The very latest TAS survey published this week and authored by the highly respected Chris Cheek, paints a worrying and gloomy picture for the UK Bus Industry, which reports that across the nation in 2012 revenue fell by 6%, even worse it showed that the UK workforce fell by 4%. The reality is that sadly this is no surprise and is indicative of the steady decline in Bus use over the last year since 2011.
The truth is that the last time the bus industry recorded profits was back in 2010/2011. This positive trend had been improving over the previous three years but today’s report shows quite honestly an industry appearing to be in decline in 2012. The report itself entitled Bus Industry Performance 2012 presents the results of its analysis of a total of 118 local UK bus Companies.
Even though cost control was proven to be well under control, the reality is that revenue growth has been well below inflation, and even though operators attempted to keep fare increases well below the National average quite simply less people are using buses. This decline is also across the whole of the UK, except interestingly Wales, what this means is that for whatever reason passengers are voting with their feet and not catching buses as often as they used too.

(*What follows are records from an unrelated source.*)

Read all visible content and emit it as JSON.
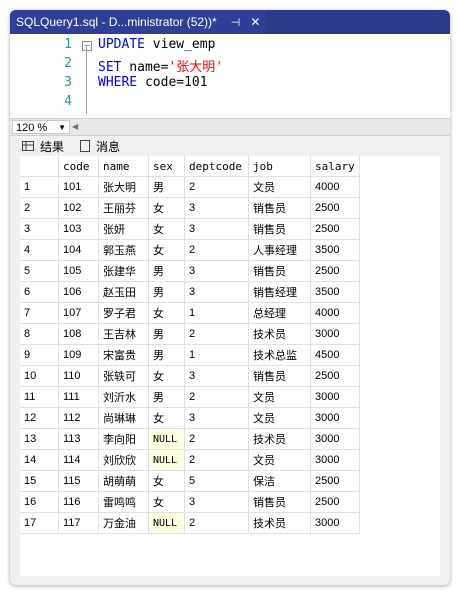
{
  "tab": {
    "title": "SQLQuery1.sql - D...ministrator (52))*",
    "pin": "⊣",
    "close": "✕"
  },
  "editor": {
    "line_numbers": [
      "1",
      "2",
      "3",
      "4"
    ],
    "lines": [
      {
        "kw": "UPDATE",
        "rest": " view_emp"
      },
      {
        "kw": "SET",
        "rest": " name=",
        "str": "'张大明'"
      },
      {
        "kw": "WHERE",
        "rest": " code=101"
      },
      {
        "kw": "",
        "rest": ""
      }
    ]
  },
  "zoom": {
    "value": "120 %"
  },
  "result_tabs": {
    "results": "结果",
    "messages": "消息"
  },
  "table": {
    "columns": [
      "code",
      "name",
      "sex",
      "deptcode",
      "job",
      "salary"
    ],
    "rows": [
      [
        "1",
        "101",
        "张大明",
        "男",
        "2",
        "文员",
        "4000"
      ],
      [
        "2",
        "102",
        "王丽芬",
        "女",
        "3",
        "销售员",
        "2500"
      ],
      [
        "3",
        "103",
        "张妍",
        "女",
        "3",
        "销售员",
        "2500"
      ],
      [
        "4",
        "104",
        "郭玉燕",
        "女",
        "2",
        "人事经理",
        "3500"
      ],
      [
        "5",
        "105",
        "张建华",
        "男",
        "3",
        "销售员",
        "2500"
      ],
      [
        "6",
        "106",
        "赵玉田",
        "男",
        "3",
        "销售经理",
        "3500"
      ],
      [
        "7",
        "107",
        "罗子君",
        "女",
        "1",
        "总经理",
        "4000"
      ],
      [
        "8",
        "108",
        "王吉林",
        "男",
        "2",
        "技术员",
        "3000"
      ],
      [
        "9",
        "109",
        "宋富贵",
        "男",
        "1",
        "技术总监",
        "4500"
      ],
      [
        "10",
        "110",
        "张轶可",
        "女",
        "3",
        "销售员",
        "2500"
      ],
      [
        "11",
        "111",
        "刘沂水",
        "男",
        "2",
        "文员",
        "3000"
      ],
      [
        "12",
        "112",
        "尚琳琳",
        "女",
        "3",
        "文员",
        "3000"
      ],
      [
        "13",
        "113",
        "李向阳",
        "NULL",
        "2",
        "技术员",
        "3000"
      ],
      [
        "14",
        "114",
        "刘欣欣",
        "NULL",
        "2",
        "文员",
        "3000"
      ],
      [
        "15",
        "115",
        "胡萌萌",
        "女",
        "5",
        "保洁",
        "2500"
      ],
      [
        "16",
        "116",
        "雷鸣鸣",
        "女",
        "3",
        "销售员",
        "2500"
      ],
      [
        "17",
        "117",
        "万金油",
        "NULL",
        "2",
        "技术员",
        "3000"
      ]
    ]
  },
  "colors": {
    "tab_bg": "#2b3b8a",
    "keyword": "#0000ff",
    "string": "#ff0000",
    "line_number": "#2b91af",
    "null_bg": "#ffffe1"
  }
}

The two most profitable bus operators were identified as Midland Red South ( which sadly recently was fined over £2 million by the HSE after a fatal accident in Coventry) with 27.8%, and the Busways operation in Tyne and Wear trading as Stagecoach North East with 23%. These handsome percentages are at odds with the worst performing Companies, which ironically included another two Stagecoach operations Islwyn Borough which is part of the Stagecoach South Wales Company with 9.3 %, and East London Bus and Coach with 11.9%. The two worst however in the UK were First Devon and Cornwall on 9.3 % and Glasgow business number 2 at 7.3%.
So what are we to conclude from the results of 2012? Well clearly it is concerning to observe that the trends across the UK do not make good reading. It begs the question about why the public are using buses less than they had been for the previous three years. My guess is that the truth is that congestion is slowly but surely starting to strangle the road networks across the UK s towns and cities. In truth the unchecked access to city centres for the private car is all very well, but there is only so much capacity. Bus services are only as good as their ability to keep to a bus timetable, once passengers lose confidence in the bus to keep to the timetable, especially at peak times, then punters will seek and find alternatives.
Clearly the solution lies in Bus priority and implementing pro Bus measures to tackle congestion and air quality issues that in 2019, are quite rightly under increasing political and public scrutiny. Trends are clearly changing the public are demanding better , cleaner, and greener alternatives and the bus is uniquely placed to cost effectively supply a workable and quality solution to today’s tech savvy and demanding bus users and more importantly car drivers. I fervently hope that post the Brexit debacle, public attention can focus on key aspects of providing the nation with a good, efficient, and good value for money bus network, before it is too late. Watch this space!